When Intern Bea told me that she couldn’t watch “Glee” last night because she was too busy making cake balls, my first reaction was– well, glee. I mean, I thought “whoopie pie” was a hilarious name for a dessert, but “cake balls” leaves “whoopie pie” in the dust.
What, you might ask, are cake balls made of? Here’s a quick note to explain…
So it’s Funfetti cake, smashed up with cream cheese frosting, frozen into balls, and dipped in chocolate. Oh, and topped with sprinkles. Yeah, I had to try these. But only for the sake of the blog. Yeah.
OH YEAH: SIDE NOTE. Bea got this recipe from a website called Bakerella. When I went to the site, I found a WHOLE SECTION FOR CAKE BALLS. Until this morning, I had never even HEARD of cake balls.
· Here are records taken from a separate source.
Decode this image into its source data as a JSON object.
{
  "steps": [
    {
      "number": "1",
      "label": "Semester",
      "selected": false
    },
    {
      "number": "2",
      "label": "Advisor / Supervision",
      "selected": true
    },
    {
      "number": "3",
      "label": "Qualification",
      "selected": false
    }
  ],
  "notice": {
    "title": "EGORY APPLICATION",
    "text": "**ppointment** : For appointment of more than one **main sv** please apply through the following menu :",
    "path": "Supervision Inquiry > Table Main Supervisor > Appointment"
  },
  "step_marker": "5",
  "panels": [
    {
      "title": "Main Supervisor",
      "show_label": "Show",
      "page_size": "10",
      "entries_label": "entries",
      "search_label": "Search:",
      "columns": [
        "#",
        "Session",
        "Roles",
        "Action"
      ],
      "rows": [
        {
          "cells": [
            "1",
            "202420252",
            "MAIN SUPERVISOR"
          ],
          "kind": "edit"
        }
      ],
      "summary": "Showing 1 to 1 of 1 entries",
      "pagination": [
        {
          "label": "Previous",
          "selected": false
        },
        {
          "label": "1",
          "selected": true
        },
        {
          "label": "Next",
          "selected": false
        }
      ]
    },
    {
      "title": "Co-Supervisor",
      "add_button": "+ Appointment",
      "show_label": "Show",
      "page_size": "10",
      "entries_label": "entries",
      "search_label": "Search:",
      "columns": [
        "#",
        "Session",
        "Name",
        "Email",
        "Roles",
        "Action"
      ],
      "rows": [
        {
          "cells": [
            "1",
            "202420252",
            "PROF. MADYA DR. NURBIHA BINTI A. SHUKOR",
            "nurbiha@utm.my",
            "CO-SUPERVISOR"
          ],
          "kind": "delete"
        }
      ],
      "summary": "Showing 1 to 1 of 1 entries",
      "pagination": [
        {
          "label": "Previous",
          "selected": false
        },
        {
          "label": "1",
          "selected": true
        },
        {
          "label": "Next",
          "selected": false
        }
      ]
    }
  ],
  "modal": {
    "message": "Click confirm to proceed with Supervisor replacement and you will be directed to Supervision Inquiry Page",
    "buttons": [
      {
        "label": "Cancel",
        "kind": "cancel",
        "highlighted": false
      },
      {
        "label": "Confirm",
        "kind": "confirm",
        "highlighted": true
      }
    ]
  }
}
It’s like I was living under a rock. Mind blown! Paradigm shifted! And seriously: Why balls? Why not, say… cake BITES? Cake… wads? No.
Here’s an inside view, because I know you want to see the Funfetti of it all.
Yes, I am an investigatory blog-journalist, thanks for noticing. (I want to point out how moist the cake balls look… usually I avoid saying “moist,” but obviously this post is going to be stuffed with awkward turns of phrase.) (See what I did there?)
But all jokes aside, the cake balls were good. I ate half of what you see in that last pic (they look larger in the picture than they do in real life– HEY-O!), and gave the rest to Whitney. So now she can read this post while eating a cake ball. INTERACTIVE! (JEALOUS?!)
If you are a maker of cake balls, an eater of cake balls, or have more light to shed on this subject, keep me posted. After all, I am an amateur cake/frosting/cupcake anthropologist.